When a Police Officer notifies a Youth Justice Coordinator about an offence a Family Conference is held to make a decision about what will happen to you. Your parents or guardians, close relatives, the victim of the offence and his/her parents (if under 18), a Police Officer and yourself will be present. You are entitled to legal advice at the conference.

The Family Group Conference has a number of powers. It can:

  • Warn you about further offending
  • Require you to enter into an undertaking to pay compensation to the victim
  • Require you to enter into an undertaking to carry out a specific period of community services (not exceeding 300 hours)
  • Require you to enter into an undertaking to apologise to the victim, or
  • Anything else that is appropriate.

If you do not attend the Family Conference, do not comply with the requirements of the Conference or the undertaking, the Police Officer may lay a charge before the Youth Court and the judge or magistrate will decide what to do. You do not have to tell anyone, e.g. an employer, that you have been to a Family Group Conference.

The victim is the only person who has the right to be advised of the outcome of a conference.

[Young Offenders Act 1993 (SA) ss 10, 11, 12 & 58]

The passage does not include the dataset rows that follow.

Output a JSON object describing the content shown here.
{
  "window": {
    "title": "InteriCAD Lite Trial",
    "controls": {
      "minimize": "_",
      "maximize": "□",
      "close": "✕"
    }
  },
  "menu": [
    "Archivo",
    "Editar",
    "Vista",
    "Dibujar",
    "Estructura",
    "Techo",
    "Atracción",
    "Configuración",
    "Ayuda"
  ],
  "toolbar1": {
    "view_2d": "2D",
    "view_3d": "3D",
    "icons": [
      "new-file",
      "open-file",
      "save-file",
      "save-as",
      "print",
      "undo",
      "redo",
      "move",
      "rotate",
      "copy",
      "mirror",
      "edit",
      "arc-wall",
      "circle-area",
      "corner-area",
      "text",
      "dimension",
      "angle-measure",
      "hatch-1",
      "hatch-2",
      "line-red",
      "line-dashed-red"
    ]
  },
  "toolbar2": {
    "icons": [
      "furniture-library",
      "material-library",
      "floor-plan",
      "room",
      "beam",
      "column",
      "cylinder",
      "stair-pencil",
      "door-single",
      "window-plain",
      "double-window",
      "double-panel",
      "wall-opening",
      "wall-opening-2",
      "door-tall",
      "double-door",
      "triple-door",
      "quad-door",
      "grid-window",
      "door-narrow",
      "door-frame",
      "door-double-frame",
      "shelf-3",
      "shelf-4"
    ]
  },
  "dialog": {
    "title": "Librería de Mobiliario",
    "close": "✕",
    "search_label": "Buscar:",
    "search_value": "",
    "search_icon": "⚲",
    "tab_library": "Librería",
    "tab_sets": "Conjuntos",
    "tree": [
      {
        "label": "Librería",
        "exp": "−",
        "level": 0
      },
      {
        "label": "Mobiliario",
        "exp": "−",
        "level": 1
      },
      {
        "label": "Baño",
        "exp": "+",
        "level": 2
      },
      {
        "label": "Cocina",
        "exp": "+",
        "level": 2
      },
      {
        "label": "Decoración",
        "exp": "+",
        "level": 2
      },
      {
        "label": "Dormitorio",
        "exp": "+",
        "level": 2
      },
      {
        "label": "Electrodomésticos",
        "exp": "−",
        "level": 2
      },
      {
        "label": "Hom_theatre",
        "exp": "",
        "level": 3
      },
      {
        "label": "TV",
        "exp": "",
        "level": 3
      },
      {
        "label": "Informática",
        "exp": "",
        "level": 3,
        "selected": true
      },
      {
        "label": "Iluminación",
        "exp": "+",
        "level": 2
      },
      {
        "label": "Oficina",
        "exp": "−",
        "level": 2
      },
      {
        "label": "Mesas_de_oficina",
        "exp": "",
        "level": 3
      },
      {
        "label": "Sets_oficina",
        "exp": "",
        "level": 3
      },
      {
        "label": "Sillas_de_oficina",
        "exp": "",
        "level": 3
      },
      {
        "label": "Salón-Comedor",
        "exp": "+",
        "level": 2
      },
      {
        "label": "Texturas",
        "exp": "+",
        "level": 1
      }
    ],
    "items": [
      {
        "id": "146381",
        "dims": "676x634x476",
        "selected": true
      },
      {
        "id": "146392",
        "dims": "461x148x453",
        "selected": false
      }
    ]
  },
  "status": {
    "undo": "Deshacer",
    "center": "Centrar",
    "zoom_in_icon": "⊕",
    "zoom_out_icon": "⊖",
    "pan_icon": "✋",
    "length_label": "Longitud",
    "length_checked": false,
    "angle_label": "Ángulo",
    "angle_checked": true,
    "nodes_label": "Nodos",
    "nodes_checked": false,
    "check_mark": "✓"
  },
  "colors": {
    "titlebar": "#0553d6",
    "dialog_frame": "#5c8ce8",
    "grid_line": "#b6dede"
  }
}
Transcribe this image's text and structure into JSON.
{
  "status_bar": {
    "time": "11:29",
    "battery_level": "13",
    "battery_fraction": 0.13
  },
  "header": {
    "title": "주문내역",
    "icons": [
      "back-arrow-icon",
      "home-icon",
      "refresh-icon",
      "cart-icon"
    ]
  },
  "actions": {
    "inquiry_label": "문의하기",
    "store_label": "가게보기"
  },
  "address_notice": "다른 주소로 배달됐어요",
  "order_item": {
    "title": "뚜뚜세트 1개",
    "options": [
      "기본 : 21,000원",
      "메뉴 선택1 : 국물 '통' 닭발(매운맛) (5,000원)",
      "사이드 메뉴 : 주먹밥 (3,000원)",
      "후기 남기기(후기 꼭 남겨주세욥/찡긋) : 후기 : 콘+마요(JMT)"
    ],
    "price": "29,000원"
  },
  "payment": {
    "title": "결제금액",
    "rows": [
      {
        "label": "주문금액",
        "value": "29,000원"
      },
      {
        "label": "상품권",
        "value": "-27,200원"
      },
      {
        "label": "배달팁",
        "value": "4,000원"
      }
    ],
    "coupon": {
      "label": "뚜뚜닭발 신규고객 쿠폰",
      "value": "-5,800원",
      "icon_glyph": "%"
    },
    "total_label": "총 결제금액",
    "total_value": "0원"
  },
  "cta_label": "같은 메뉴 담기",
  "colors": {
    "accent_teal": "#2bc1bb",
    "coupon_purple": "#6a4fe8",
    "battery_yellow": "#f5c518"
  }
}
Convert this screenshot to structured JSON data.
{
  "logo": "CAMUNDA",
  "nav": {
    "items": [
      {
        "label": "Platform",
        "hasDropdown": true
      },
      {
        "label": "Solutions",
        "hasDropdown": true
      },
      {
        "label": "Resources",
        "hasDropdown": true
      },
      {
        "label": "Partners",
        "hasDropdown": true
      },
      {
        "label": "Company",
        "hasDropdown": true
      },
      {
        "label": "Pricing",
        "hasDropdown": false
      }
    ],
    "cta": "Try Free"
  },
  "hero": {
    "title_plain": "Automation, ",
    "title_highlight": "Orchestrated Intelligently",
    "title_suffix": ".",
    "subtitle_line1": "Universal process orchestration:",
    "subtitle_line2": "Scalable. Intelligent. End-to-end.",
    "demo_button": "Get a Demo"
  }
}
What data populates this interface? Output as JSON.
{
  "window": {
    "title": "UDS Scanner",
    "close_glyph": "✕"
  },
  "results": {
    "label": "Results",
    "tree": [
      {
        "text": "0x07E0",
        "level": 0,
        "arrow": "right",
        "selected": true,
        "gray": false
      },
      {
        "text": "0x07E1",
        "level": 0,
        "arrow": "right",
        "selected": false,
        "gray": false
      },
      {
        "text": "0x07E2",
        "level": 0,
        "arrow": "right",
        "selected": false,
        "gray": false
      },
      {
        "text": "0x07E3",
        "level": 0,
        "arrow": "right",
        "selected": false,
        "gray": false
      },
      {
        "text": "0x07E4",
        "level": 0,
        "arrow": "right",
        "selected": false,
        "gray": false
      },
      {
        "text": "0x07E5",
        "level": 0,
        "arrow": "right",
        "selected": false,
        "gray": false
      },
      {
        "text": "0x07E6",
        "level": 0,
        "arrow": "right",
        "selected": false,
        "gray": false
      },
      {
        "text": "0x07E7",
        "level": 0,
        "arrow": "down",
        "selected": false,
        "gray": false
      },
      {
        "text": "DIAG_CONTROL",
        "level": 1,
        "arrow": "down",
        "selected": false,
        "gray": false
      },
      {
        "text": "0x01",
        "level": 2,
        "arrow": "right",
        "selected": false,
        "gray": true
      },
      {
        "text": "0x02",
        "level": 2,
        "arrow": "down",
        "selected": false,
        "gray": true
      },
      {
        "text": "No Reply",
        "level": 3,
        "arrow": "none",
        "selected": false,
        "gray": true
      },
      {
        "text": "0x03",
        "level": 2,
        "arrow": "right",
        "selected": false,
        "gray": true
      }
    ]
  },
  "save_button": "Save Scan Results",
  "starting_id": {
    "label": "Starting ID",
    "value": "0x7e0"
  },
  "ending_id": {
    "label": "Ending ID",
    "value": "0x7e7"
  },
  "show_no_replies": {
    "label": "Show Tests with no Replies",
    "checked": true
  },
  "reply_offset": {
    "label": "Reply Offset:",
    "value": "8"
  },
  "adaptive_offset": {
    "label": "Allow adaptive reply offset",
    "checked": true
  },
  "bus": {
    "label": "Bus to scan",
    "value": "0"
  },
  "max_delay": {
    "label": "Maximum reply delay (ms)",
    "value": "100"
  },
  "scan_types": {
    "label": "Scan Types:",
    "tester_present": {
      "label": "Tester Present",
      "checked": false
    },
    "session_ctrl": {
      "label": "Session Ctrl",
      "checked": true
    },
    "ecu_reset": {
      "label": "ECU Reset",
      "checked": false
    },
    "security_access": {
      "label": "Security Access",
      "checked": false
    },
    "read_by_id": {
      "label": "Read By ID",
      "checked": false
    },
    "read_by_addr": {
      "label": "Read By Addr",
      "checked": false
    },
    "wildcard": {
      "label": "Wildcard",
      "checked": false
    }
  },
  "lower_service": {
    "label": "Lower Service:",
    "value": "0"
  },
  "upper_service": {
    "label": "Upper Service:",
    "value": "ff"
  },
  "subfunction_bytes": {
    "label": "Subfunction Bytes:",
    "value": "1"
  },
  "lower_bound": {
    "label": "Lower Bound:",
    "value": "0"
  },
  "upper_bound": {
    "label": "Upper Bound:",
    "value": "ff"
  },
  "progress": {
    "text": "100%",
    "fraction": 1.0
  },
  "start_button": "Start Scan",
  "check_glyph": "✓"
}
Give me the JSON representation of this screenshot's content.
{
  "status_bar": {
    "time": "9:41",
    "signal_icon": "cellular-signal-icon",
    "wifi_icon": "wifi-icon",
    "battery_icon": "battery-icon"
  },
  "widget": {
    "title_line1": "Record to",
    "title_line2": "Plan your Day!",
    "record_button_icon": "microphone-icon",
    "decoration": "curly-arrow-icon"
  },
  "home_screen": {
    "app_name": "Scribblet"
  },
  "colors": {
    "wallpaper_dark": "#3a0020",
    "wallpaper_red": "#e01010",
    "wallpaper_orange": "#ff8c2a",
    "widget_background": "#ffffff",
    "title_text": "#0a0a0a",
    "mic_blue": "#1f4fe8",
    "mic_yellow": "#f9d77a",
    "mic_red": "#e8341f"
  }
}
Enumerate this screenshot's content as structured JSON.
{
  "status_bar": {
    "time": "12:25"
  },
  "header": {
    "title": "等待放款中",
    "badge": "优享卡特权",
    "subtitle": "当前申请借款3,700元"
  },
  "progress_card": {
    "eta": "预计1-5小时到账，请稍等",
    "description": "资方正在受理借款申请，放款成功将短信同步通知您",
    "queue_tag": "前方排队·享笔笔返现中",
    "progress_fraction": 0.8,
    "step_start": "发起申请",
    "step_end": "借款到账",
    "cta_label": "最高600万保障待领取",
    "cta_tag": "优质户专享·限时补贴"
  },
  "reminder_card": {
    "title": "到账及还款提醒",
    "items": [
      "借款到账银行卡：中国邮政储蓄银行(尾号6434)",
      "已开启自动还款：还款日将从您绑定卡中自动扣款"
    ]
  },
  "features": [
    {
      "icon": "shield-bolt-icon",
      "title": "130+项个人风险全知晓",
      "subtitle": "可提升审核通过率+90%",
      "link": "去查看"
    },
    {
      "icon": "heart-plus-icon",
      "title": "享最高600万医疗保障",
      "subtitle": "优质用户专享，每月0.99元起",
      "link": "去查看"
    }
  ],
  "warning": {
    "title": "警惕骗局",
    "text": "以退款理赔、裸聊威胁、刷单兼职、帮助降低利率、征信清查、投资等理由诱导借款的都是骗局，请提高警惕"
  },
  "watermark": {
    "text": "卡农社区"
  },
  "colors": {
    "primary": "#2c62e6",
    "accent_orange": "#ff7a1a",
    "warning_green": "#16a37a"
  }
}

Can I be charged with an offence at any age?  :  Last Revised: Thu Aug 17th 2017
The content of the Law Handbook is made available as a public service for information purposes only and should not be relied upon as a substitute for legal advice. See Disclaimer for details. For free and confidential legal advice in South Australia call 1300 366 424.